University of Southern Mississippi marine scientist Vernon Asper
returned to the Antarctic Monday in a quest to unravel some of the
mysteries of Earth's climate changes.
Asper, a professor
of marine science specializing in marine geology and particle dynamics,
has been traveling to the remote Ross Sea in the Antarctic each
year since December 2001.
funded by the National Science Foundation's Office of Polar Programs,
Asper and graduate students from Southern Miss's Department of Marine
Science have worked with Dr. Walker Smith of the Virginia Institute
of Marine Sciences in deploying sophisticated equipment to monitor
both environmental and climate changes of this frigid region.
Science Foundation project, called "Interannual Variability
in the Ross Sea," or IVARS for short, is a five-year project
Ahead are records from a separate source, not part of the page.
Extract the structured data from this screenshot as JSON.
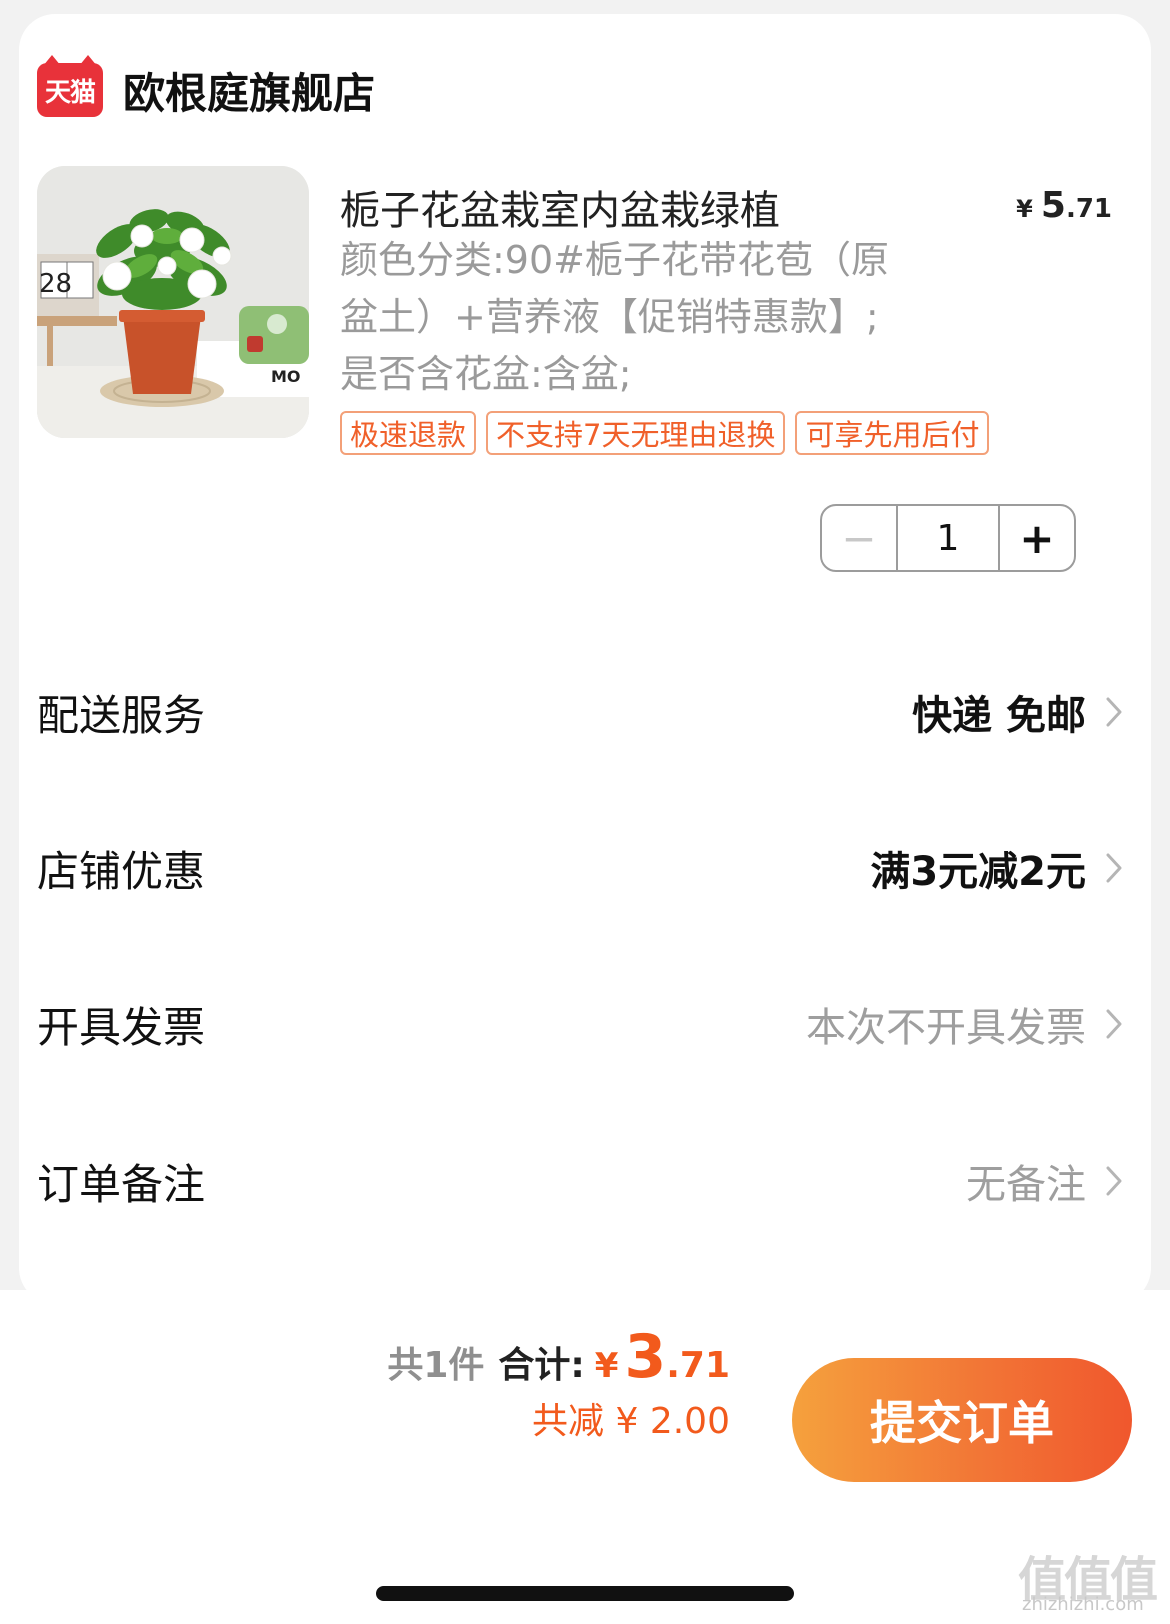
{
  "shop": {
    "platform_badge": "天猫",
    "name": "欧根庭旗舰店"
  },
  "product": {
    "title": "栀子花盆栽室内盆栽绿植",
    "price": {
      "currency": "¥",
      "integer": "5",
      "decimal": ".71"
    },
    "spec": "颜色分类:90#栀子花带花苞（原盆土）+营养液【促销特惠款】;是否含花盆:含盆;",
    "tags": [
      "极速退款",
      "不支持7天无理由退换",
      "可享先用后付"
    ],
    "image_alt": "栀子花盆栽",
    "calendar_digits": "28",
    "radio_text": "MO",
    "quantity": {
      "minus": "−",
      "value": "1",
      "plus": "+"
    }
  },
  "rows": {
    "delivery": {
      "label": "配送服务",
      "value": "快递 免邮"
    },
    "promo": {
      "label": "店铺优惠",
      "value": "满3元减2元"
    },
    "invoice": {
      "label": "开具发票",
      "value": "本次不开具发票"
    },
    "note": {
      "label": "订单备注",
      "value": "无备注"
    }
  },
  "footer": {
    "count_text": "共1件",
    "total_label": "合计:",
    "total_currency": "¥",
    "total_integer": "3",
    "total_decimal": ".71",
    "discount_text": "共减 ¥ 2.00",
    "submit_label": "提交订单"
  },
  "watermark": {
    "main": "值值值",
    "sub": "zhizhizhi.com"
  },
  "colors": {
    "accent": "#f25a1c",
    "tag_border": "#f3a078",
    "tmall_red": "#e8323a",
    "card_bg": "#ffffff",
    "page_bg": "#f2f2f2"
  }
}
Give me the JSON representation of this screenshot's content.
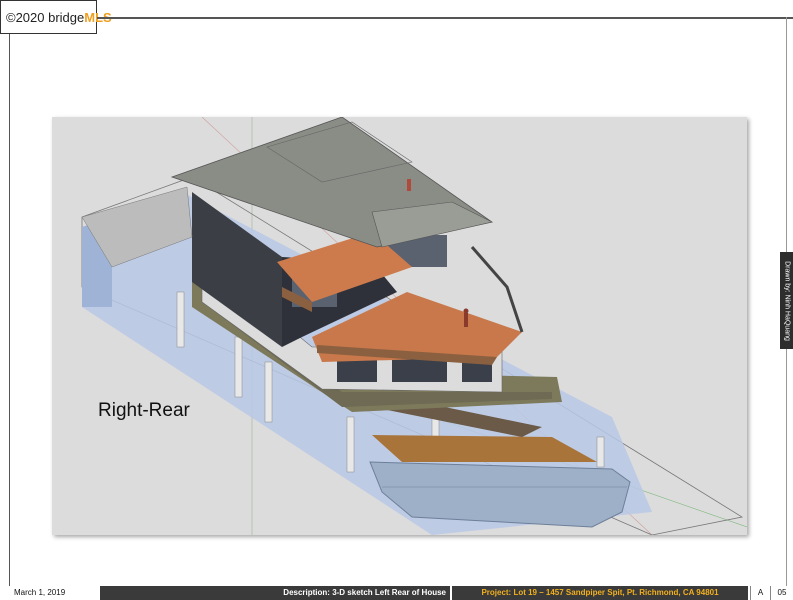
{
  "watermark": {
    "copyright": "©2020 bridge",
    "mls": "MLS"
  },
  "sketch": {
    "view_label": "Right-Rear"
  },
  "side_tab": {
    "text": "Drawn by: Ninh HaQuang"
  },
  "title_block": {
    "date": "March 1, 2019",
    "description": "Description: 3-D sketch Left Rear of House",
    "project": "Project: Lot 19 – 1457 Sandpiper Spit, Pt. Richmond, CA 94801",
    "revision": "A",
    "sheet": "05"
  }
}
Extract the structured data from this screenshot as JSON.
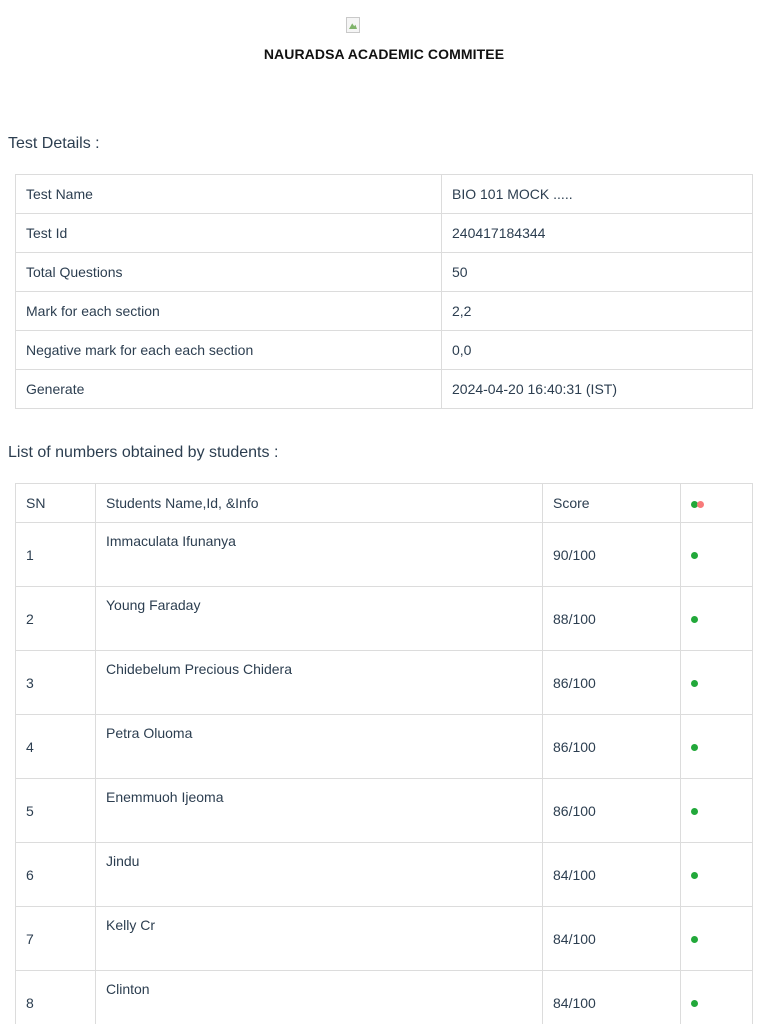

to see how the environment, and biological interactions with the
environment, change from year to year in this region of the Antarctic.
Joe Tegeder, a marine science graduate student in Southern Miss's
Department of Marine Science, based at Stennis Space Center, was
making his fourth trip to the Antarctic with Asper.
job is to collect and filter the suspended particle samples,"
Tegeder said. "In addition to that, I also assist Vernon with
the mooring deployment, and help the other scientists with their
to the Ross Sea, where all that science can begin, is a challenge.
are difficult," Asper said. "In December, we flew from
Gulfport to Atlanta to Los Angeles to Melbourne, Australia, to Hobart,
Tasmania." In Hobart, Asper boarded the U.S. Coast Guard icebreaker
ship, the Polar Sea. It then took about eight days to sail through
the ice-choked waters to the study area in the Ross Sea.
and his party flew to Christchurch, New Zealand. From there, they
were to fly to McMurdo Station in Antarctica, where they will meet
the ship that will take them once again into the waters of the Ross
Once in his
research location each December, Asper establishes two mooring stations
in the sea where he deploys sampling equipment fastened to a long
tether to monitor chemical processes and biological organisms. The
equipment is withdrawn in February after collecting water samples
for analysis. Asper and the team from Southern Miss spend about
a week each trip in their research location taking water samples
and deploying or retrieving equipment from the mooring stations.
One of Asper's
primary interest areas is algal blooms high concentrations
of microscopic marine plants called phytoplankton. The foundation
of the marine food chain, phytoplankton depend upon certain conditions
for growth and are a good indicator of change in their environment.
For these reasons, and because they also exert a global-scale influence
on climate, phytoplankton are of primary interest to oceanographers
and earth scientists around the world.
deployed into the Ross Sea can tell Asper a great deal about phytoplankton
how many are there, how fast they are growing, and whether
they are getting the nutrients they need from the environment.
on deck at around 20º F, Asper said he doesn't mind the cold.
Science Foundation provides clothing appropriate for the environment,"
he said. Wool socks, long underwear, several different kinds of
gloves for any working condition, mittens, hats, jackets, fleeces
and a parka are part of each crewmember's wardrobe.
are well provided with clothing for the cold, there is still no
escaping the danger inherent in the work they do from the deck of
right on the edge with no safety harnesses or railings," Asper
said. "If we were to fall in, we would very likely not survive."
however, are worth the payoff for Asper and his team.
environments are very important in monitoring climate change, imprinting
deep water as it's formed and as a sink for carbon dioxide,"
he said. "The more we know about these processes, the more
we'll understand observed changes in them."